Part one was the first prototype. He made a few changes to the second one. Got to Steven Levy's posts on The NXT Step to read a little more about it.

Both parts embedded below:

Crazy Legs: Part 1

Crazy Legs:Part 2

[via The NXT Step -Lego Mindstorms]

[Image captured at from the video: Crazy Legs 2:]

Monday, January 5, 2009

Embedding a Google Presentation

My beginning web students had a challenge before the end of the semester to build a new web site for our FBLA chapter. I graded them using a rubric for design and structure but the final site was picked by the FBLA sponsor and officers. It was a good life experience. If you don't listen to what your client wants and needs, you ain't going to get the job.
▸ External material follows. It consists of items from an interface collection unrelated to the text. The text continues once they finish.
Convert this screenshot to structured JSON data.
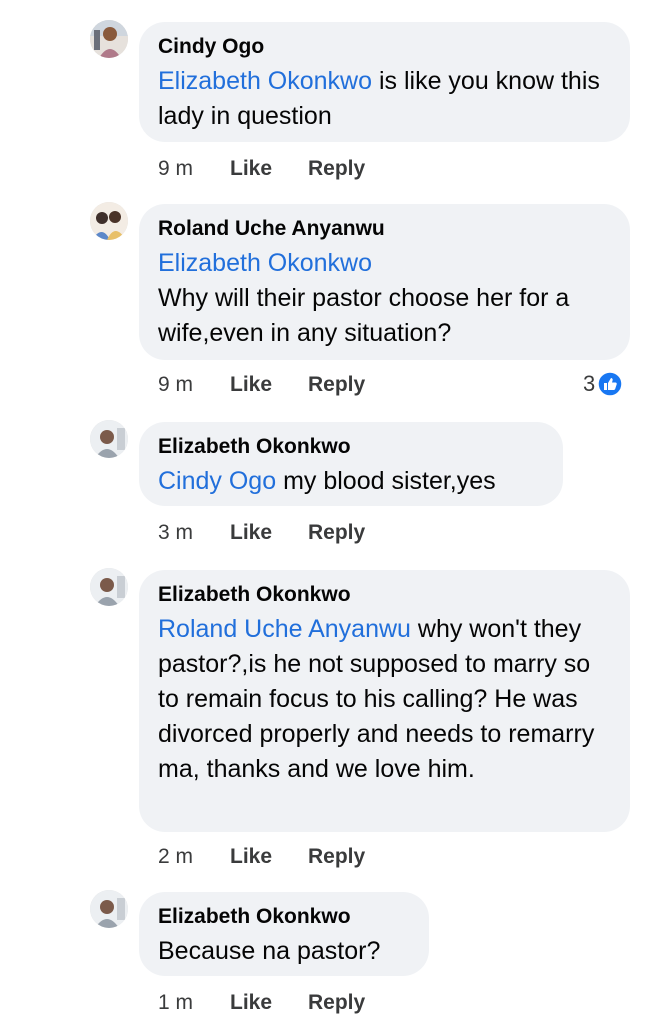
{
  "colors": {
    "bubble": "#f0f2f5",
    "mention": "#216fdb",
    "meta": "#3a3b3c",
    "like_badge": "#1877f2"
  },
  "comments": [
    {
      "author": "Cindy Ogo",
      "mention": "Elizabeth Okonkwo",
      "text": " is like you know this lady in question",
      "time": "9 m",
      "like_label": "Like",
      "reply_label": "Reply",
      "avatar_icon": "profile-photo"
    },
    {
      "author": "Roland Uche Anyanwu",
      "mention": "Elizabeth Okonkwo",
      "text": "Why will their pastor choose her for a wife,even in any situation?",
      "time": "9 m",
      "like_label": "Like",
      "reply_label": "Reply",
      "reaction_count": "3",
      "reaction_icon": "like-reaction",
      "avatar_icon": "profile-photo"
    },
    {
      "author": "Elizabeth Okonkwo",
      "mention": "Cindy Ogo",
      "text": " my blood sister,yes",
      "time": "3 m",
      "like_label": "Like",
      "reply_label": "Reply",
      "avatar_icon": "profile-photo"
    },
    {
      "author": "Elizabeth Okonkwo",
      "mention": "Roland Uche Anyanwu",
      "text": " why won't they pastor?,is he not supposed to marry so to remain focus to his calling? He was divorced properly and needs to remarry ma, thanks and we love him.",
      "time": "2 m",
      "like_label": "Like",
      "reply_label": "Reply",
      "avatar_icon": "profile-photo"
    },
    {
      "author": "Elizabeth Okonkwo",
      "mention": "",
      "text": "Because na pastor?",
      "time": "1 m",
      "like_label": "Like",
      "reply_label": "Reply",
      "avatar_icon": "profile-photo"
    }
  ]
}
I wanted to post the front pages of their work and thought I'd experiment with Google Docs again. I put a image of each web page on a single slide of Presentations and then published the doc. I then embedded it on my class website. I also embedded it below. This was a simple process and I had no glitches or problems in setting it up. I think I will probably be using this more in the future as a way to easily display student work.

[Image: "bike,submerged": Flickr: Uploaded on June 18, 2006 by cactusmelba:]

Saturday, January 3, 2009

Work the Information

In a recent post on David Warlicks Blog, he wrote something that struck a chord with me. He was listing challenges (or obstacles) to implementing various technologies in our schools and in response to the often heard comment, "The kids know more than we do", he said:
"No they don’t. They are more savvy at using technology, but we are better at using information. They know how to play the information. They desperately need us to teach them to work the information."
I've been struggling to put this concept into words the past month or so as I work with kids who are tech savvy but are failing in school. They can find their way around a keyboard and navigate the network but when it comes time to apply their knowledge, they choke and burn.

In my classroom, there is always going to be a kid who knows more about a program or piece of technology than me. I have a few advantages though, when it comes to seeing the bigger picture. I have the experience gained from living through previous technology successes and failures. A wonderful kind of learning occurs when student and teacher both accept the other's strengths and recognize their weaknesses. In that place learning can happen.

In my new semester class that starts next week, I'm going to be asking my students to let me show them how to "Work the Information". I'm also building in some time for them to show me what they think I should know. I'll let you know what happens.

[Image: My own attempt to visualize this idea. Don't like this graph as I think it simplifies what happens. Why is it some work feels like play and vise versa? ]

Thursday, January 1, 2009

Wired's Top Ten List of New Tech for 2008

I'm not really motivated to come up with a top ten list of any kind. So, I am grabbing one from Wired. Maybe later today I'll pick my favorite 10 posts for the last year or more than likely I will make a tray of my favorite ten foods and lay around reading science fiction. It's a New Year's tradition for me.

Wired list from bottom to top

10. Flexible Displays
9. Edible Chips (electronic chips not potato......that was on the top ten list of 1853)
8. Speedo LZR (has to do with reducing drag not a new fashion trend for fifty year old men going to the gym....thank God!)
7. Flash Memory
6. GPS
5. Memristor (memory transistor not a new Marvel superhero)
4. Video Capapble SLRs
3. USB 3.0 (4.8gigs per second......ooooh baby!)
2. Android (The phone protocol not the cool creature that follows you around and does all the hard stuff like pick up the wet towels on the bathroom floor and bringing you tasty hot nachos to the couch where you are all warm and cozy. Maybe that will be next year?)
1. Apples App Store

[Image: Captured from]